East Anglia and adjoining areas - Geology
Recent surface deposits
East Anglia has widespread geological deposits of relatively recent origin, formed over the past 2 to 3 million years and spanning the Ice Ages and Interglacial periods. These are known as superficial deposits and include sands, clays and peat deposits which were laid down by former ice-sheets, in rivers, swamps and marshes, or along the margins of the North Sea. At times over the past 3 million years the North Sea has extended inland, covering the eastern part of region, while at other times it was more restricted and the land area extended across much of the present southern North Sea. The superficial deposits are less than 100 m in thickness and are not shown on Figure P902251, examples include the peat deposits of the Fenlands and the Broads, the boulder clays of central East Anglia and the ‘Crag deposits’, sands that are often full of fossil seashells, found in the eastern parts of Suffolk and Norfolk. These Crag deposits (Plate P902286) are a useful shallow source of groundwater; water is present in the pore spaces and flows freely between the individual sand grains, enabling it to be pumped out easily. Deposits like this are known as aquifers and are used to provide drinking water. Most of the superficial deposits are soft and easily eroded, as they have not been deeply buried and consolidated to form strong rocks.
Geology at depth
Below the superficial deposits, or with just a cover of soil where such deposits are absent, are older rocks which geologists broadly split into two distinct types:
- The sedimentary bedrock geology is composed of quite hard rocks formed from tens to a few hundred millions of years ago as layers of sediments which were deposited in shallow seas, deserts and vast river systems in times when Britain lay closer to the Equator and the climate and landscape were very different from those of today.

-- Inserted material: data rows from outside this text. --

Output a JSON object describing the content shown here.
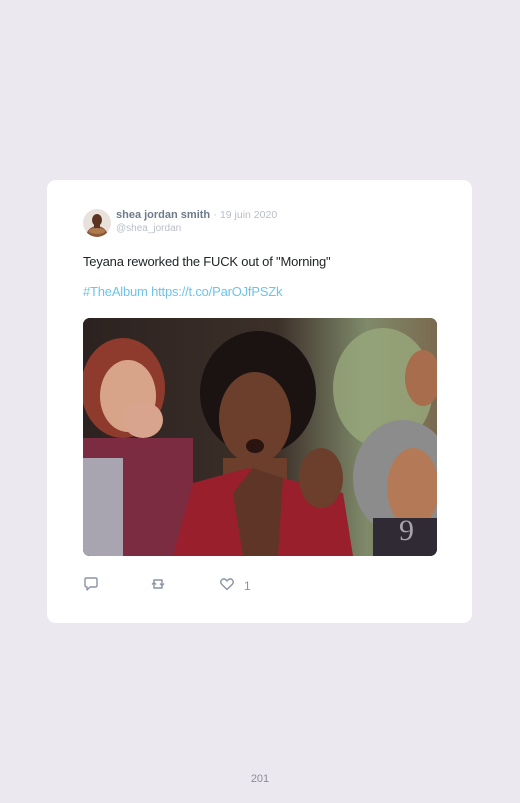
{
  "tweet": {
    "author_name": "shea jordan smith",
    "separator": "·",
    "date": "19 juin 2020",
    "handle": "@shea_jordan",
    "text": "Teyana reworked the FUCK out of \"Morning\"",
    "hashtag": "#TheAlbum",
    "link": "https://t.co/ParOJfPSZk",
    "media_description_icon": "gif-media",
    "like_count": "1"
  },
  "icons": {
    "reply": "reply-icon",
    "retweet": "retweet-icon",
    "like": "heart-icon"
  },
  "colors": {
    "page_background": "#ece8ef",
    "card_background": "#ffffff",
    "link": "#6cc4ea",
    "muted": "#b8bec7"
  },
  "page_number": "201"
}
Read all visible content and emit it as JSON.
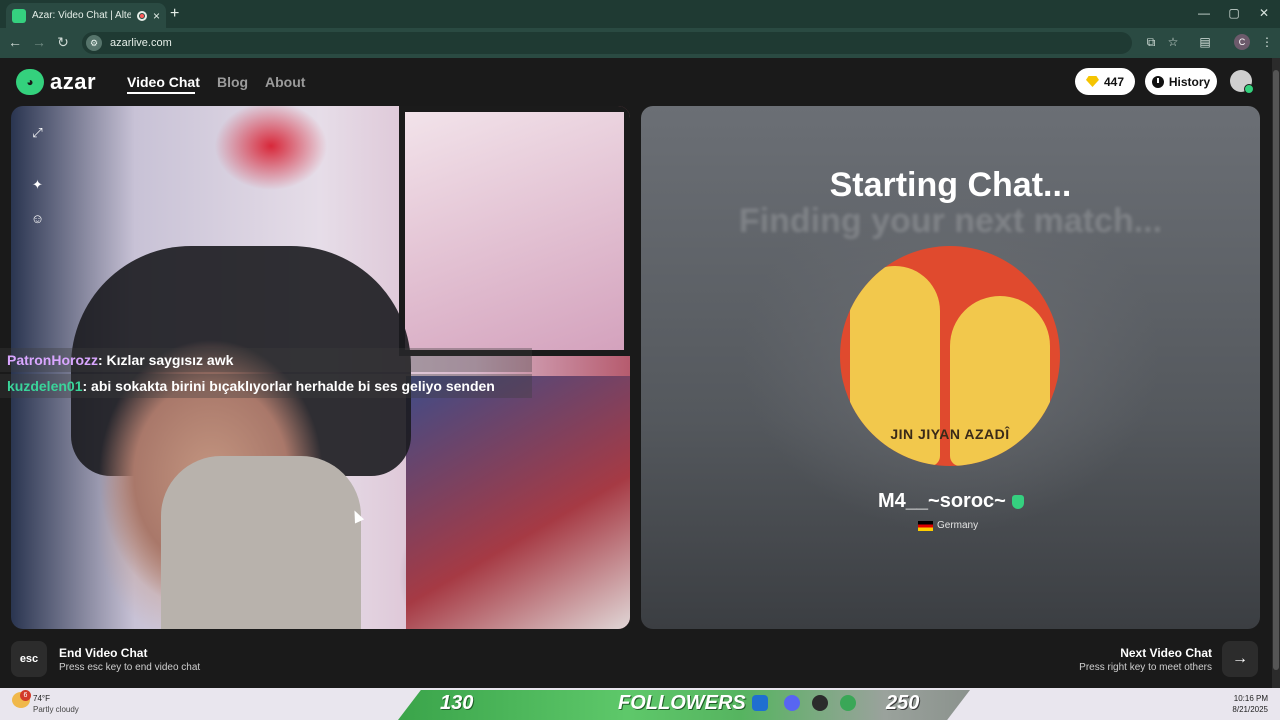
{
  "browser": {
    "tab_title": "Azar: Video Chat | Alternati",
    "tab_close": "×",
    "new_tab": "+",
    "url": "azarlive.com",
    "profile_initial": "C"
  },
  "header": {
    "logo_text": "azar",
    "nav": [
      {
        "label": "Video Chat",
        "active": true
      },
      {
        "label": "Blog"
      },
      {
        "label": "About"
      }
    ],
    "gems_count": "447",
    "history_label": "History"
  },
  "chat_overlay": [
    {
      "user": "PatronHorozz",
      "message": " : Kızlar saygısız awk"
    },
    {
      "user": "kuzdelen01",
      "message": " : abi sokakta birini bıçaklıyorlar herhalde bi ses geliyo senden"
    }
  ],
  "match": {
    "status_title": "Starting Chat...",
    "status_subtitle": "Finding your next match...",
    "photo_text": "JIN JIYAN AZADÎ",
    "name": "M4__~soroc~",
    "country": "Germany"
  },
  "controls": {
    "end_key": "esc",
    "end_title": "End Video Chat",
    "end_subtitle": "Press esc key to end video chat",
    "next_title": "Next Video Chat",
    "next_subtitle": "Press right key to meet others",
    "next_arrow": "→"
  },
  "taskbar": {
    "weather_badge": "6",
    "weather_temp": "74°F",
    "weather_desc": "Partly cloudy",
    "followers_current": "130",
    "followers_label": "FOLLOWERS",
    "followers_goal": "250",
    "time": "10:16 PM",
    "date": "8/21/2025"
  },
  "colors": {
    "brand_green": "#34d17d",
    "chat_user1": "#d9a6ff",
    "chat_user2": "#3ad49a"
  },
  "icons": {
    "expand": "expand-icon",
    "effects": "sparkle-icon",
    "sticker": "sticker-icon"
  }
}
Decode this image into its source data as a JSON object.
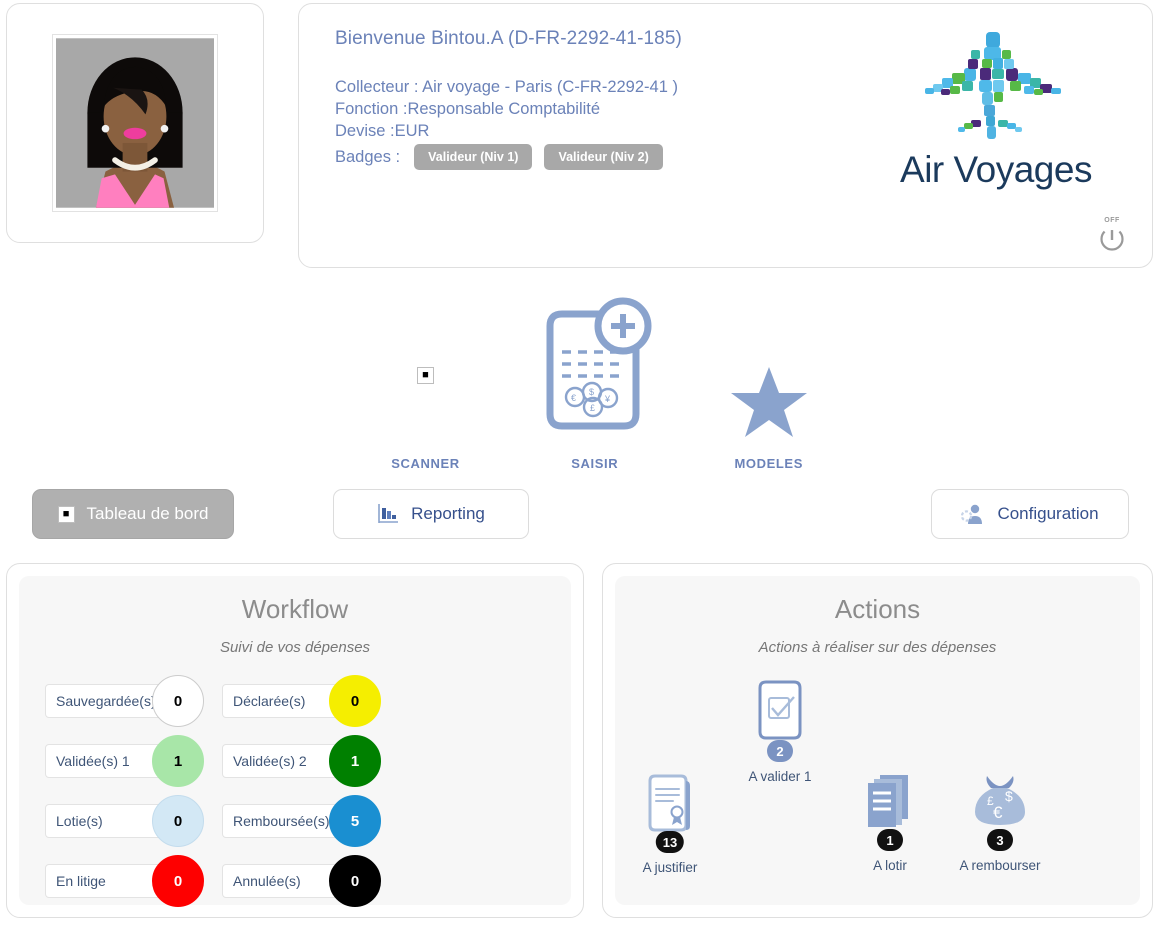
{
  "profile": {
    "avatar_alt": "user-avatar-photo",
    "welcome": "Bienvenue Bintou.A (D-FR-2292-41-185)",
    "collecteur": "Collecteur : Air voyage - Paris (C-FR-2292-41 )",
    "fonction": "Fonction :Responsable Comptabilité",
    "devise": "Devise :EUR",
    "badges_label": "Badges :",
    "badges": [
      "Valideur (Niv 1)",
      "Valideur (Niv 2)"
    ]
  },
  "brand": {
    "name": "Air Voyages",
    "logo_icon": "airplane-mosaic-logo"
  },
  "power": {
    "label": "OFF",
    "icon": "power-icon"
  },
  "quick_actions": [
    {
      "label": "SCANNER",
      "icon": "broken-image-icon"
    },
    {
      "label": "SAISIR",
      "icon": "new-expense-document-icon"
    },
    {
      "label": "MODELES",
      "icon": "star-icon"
    }
  ],
  "nav": [
    {
      "id": "dashboard",
      "label": "Tableau de bord",
      "icon": "broken-image-icon",
      "active": true
    },
    {
      "id": "reporting",
      "label": "Reporting",
      "icon": "bar-chart-icon",
      "active": false
    },
    {
      "id": "configuration",
      "label": "Configuration",
      "icon": "user-gear-icon",
      "active": false
    }
  ],
  "workflow": {
    "title": "Workflow",
    "subtitle": "Suivi de vos dépenses",
    "items": [
      {
        "label": "Sauvegardée(s)",
        "count": "0",
        "color": "#ffffff",
        "text_color": "#000000",
        "border": "#cccccc"
      },
      {
        "label": "Déclarée(s)",
        "count": "0",
        "color": "#f5ee00",
        "text_color": "#000000",
        "border": "#f5ee00"
      },
      {
        "label": "Validée(s) 1",
        "count": "1",
        "color": "#a8e6a8",
        "text_color": "#000000",
        "border": "#a8e6a8"
      },
      {
        "label": "Validée(s) 2",
        "count": "1",
        "color": "#008000",
        "text_color": "#ffffff",
        "border": "#008000"
      },
      {
        "label": "Lotie(s)",
        "count": "0",
        "color": "#d3e8f5",
        "text_color": "#000000",
        "border": "#c3dced"
      },
      {
        "label": "Remboursée(s)",
        "count": "5",
        "color": "#1a8fd1",
        "text_color": "#ffffff",
        "border": "#1a8fd1"
      },
      {
        "label": "En litige",
        "count": "0",
        "color": "#fe0000",
        "text_color": "#ffffff",
        "border": "#fe0000"
      },
      {
        "label": "Annulée(s)",
        "count": "0",
        "color": "#000000",
        "text_color": "#ffffff",
        "border": "#000000"
      }
    ]
  },
  "actions": {
    "title": "Actions",
    "subtitle": "Actions à réaliser sur des dépenses",
    "items": [
      {
        "id": "valider",
        "label": "A valider 1",
        "count": "2",
        "badge_color": "#7b93c2",
        "icon": "checkbox-document-icon"
      },
      {
        "id": "justifier",
        "label": "A justifier",
        "count": "13",
        "badge_color": "#111111",
        "icon": "certificate-document-icon"
      },
      {
        "id": "lotir",
        "label": "A lotir",
        "count": "1",
        "badge_color": "#111111",
        "icon": "stacked-documents-icon"
      },
      {
        "id": "rembourser",
        "label": "A rembourser",
        "count": "3",
        "badge_color": "#111111",
        "icon": "money-bag-icon"
      }
    ]
  },
  "colors": {
    "accent_blue": "#7b93c2",
    "text_blue": "#6b82b8",
    "panel_bg": "#f7f7f7",
    "active_nav": "#b0b0b0"
  }
}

- The basement geology, which underlies the whole region, is over 410 million years old and mainly comprises harder and denser rocks which have been strongly consolidated, fractured and folded. They include both rocks originally deposited as sediments and others that are products of volcanic activity or formed from the solidification of molten rock below ancient volcanoes.
In the course of the past 550 million years there have been periods when parts of the UK formed a landmass and was being eroded, whilst parts were sinking and new layers of sediment were being deposited. The history of erosion and deposition has not been the same in all parts of the UK. In the East Anglia region the oldest sedimentary bedrock are red sandstones (Old Red Sandstone) overlain by Carboniferous sandstones, mudstones and limestones that are similar to the rocks occurring at the surface in parts of northern England. These rocks are all referred to here as the older sedimentary bedrock.
Subsequently, a younger sequence of sedimentary rocks, including limestones, sandstones and clays, was laid down and is known as the younger sedimentary bedrock. As one travels across the region from west to east the rocks at the surface become younger in age because the layers are slightly tilted down toward the east. These include in the west Jurassic rocks, comparable to those seen along the coast of Dorset and North Yorkshire, they also extend at depth across north Norfolk. They are overlain by Cretaceous rocks, including the widespread Chalk that occurs at the surface over much of the eastern part of the region. These Cretaceous rocks rest on different types of older rock including the basement rocks when traced across the region, this situation is what geologists call an unconformity, it represents a period of uplift and erosion.
Figures P902252 and P902253 provide vertical sections through the geology, referred to as geological cross-sections.